Jill would have you believe that Johns has controlled the reception of his work. He even knew that his flag would overthrow abstract expressionism and reinvent the art world. All the time proclaiming that a flag is just a flag, and laughing maniacally that his subversive 'gay' flag took down the machismo ab ex's strangle hold. Now he controls the pen and tongue of every critic. Even Kramer speaks only in code, attacking Jasper's "work", when he's really attacking Johns for being gay. - I may have exaggerated here, Johns certainly can't control every critic's tongue. Here is Jill standing alone, carrying the truth that we've all been deprived of, ready as meek little David to take down Goliath with a pebble etched with a single three letter word. How's that for accusational and paranoid?
As far as gibberish, just try to wrap your head around anything that she says about Jasper, Bob, John, or Merce's fathers. It seems as if Jasper couldn't have an opening until the day his father died? And then arranged for the entire art world to honor him on his father's death anniversaries?

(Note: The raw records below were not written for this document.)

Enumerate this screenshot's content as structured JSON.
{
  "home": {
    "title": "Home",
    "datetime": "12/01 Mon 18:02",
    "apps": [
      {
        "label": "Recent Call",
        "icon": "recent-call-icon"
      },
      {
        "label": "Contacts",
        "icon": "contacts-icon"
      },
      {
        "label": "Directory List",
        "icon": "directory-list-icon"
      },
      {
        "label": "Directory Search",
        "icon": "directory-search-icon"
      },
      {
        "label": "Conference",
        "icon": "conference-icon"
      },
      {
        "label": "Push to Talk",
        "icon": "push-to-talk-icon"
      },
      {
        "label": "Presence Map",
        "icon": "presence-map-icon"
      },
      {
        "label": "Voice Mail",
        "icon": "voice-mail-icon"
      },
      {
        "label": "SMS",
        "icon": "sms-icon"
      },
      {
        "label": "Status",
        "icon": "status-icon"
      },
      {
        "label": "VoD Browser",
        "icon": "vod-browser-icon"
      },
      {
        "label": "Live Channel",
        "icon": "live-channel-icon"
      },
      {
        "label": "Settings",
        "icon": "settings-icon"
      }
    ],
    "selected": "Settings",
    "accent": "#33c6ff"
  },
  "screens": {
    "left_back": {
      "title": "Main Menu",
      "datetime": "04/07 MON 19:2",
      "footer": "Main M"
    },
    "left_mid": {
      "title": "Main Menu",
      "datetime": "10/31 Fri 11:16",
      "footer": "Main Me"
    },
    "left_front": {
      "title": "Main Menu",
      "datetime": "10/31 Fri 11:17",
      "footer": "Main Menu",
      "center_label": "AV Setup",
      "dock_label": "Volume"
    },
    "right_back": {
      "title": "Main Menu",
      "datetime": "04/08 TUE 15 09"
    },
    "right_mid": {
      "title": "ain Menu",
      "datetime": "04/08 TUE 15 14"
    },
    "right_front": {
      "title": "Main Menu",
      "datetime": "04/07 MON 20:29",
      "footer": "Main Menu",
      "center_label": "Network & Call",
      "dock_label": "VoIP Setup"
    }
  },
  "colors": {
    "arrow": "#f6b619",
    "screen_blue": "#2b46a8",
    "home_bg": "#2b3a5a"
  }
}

By the way Judy Garland is beloved by gay men, that may be my favorite piece of information I "learned" from reading this awful, awful book. awful, just plain awful.
I was reading the introduction to Gaston Bachelard's "The Poetics of Space" when I stumbled across a wonderful example of what really irritates me about this book. This is Bachelard's explanation of the shortcomings of psychoanalysis in regards to deciphering the work of poets. I found it particularly apt in relation to Jill's abusive interpretation of Jasper's art and personal life.
"And right away, the psychoanalyst will abandon ontological investigation of the image, to dig into the past of a man. He sees and points out the artists secret sufferings. He explains the flower by the fertilizer.
The phenomenologist does not go that far. For him, the image is there, the word speaks, the word of the poet speaks to him. There is no need to have lived through the poet's sufferings in order to seize the felicity of speech offered by the poet - a felicity that dominates tragedy itself. Sublimation in poetry towers above the psychology of the mundanely unhappy soul. For it is a fact that poetry possesses a felicity of its own, however great the tragedy it may be called upon to illustrate."
He then later quotes C.G. Jung further expanding this line of thought, "interest is diverted from the work of art and loses itself in the inextricable chaos of psychological antecedents; the poet becomes a 'clinical case', an example, to which is given a certain number in the psychopathia sexualis. Thus the psychoanalysis of a work of art moves away from its object and carries the discussion into a domain of general human interest, which is not in the least peculiar to the artist and, particularly, has no importance for his art." (On the Relation of Analytical Pyschologyto the Poetic Art)
Most Recent Customer Reviews
i bet so.
he is one of the twelve riches artist in america.Read more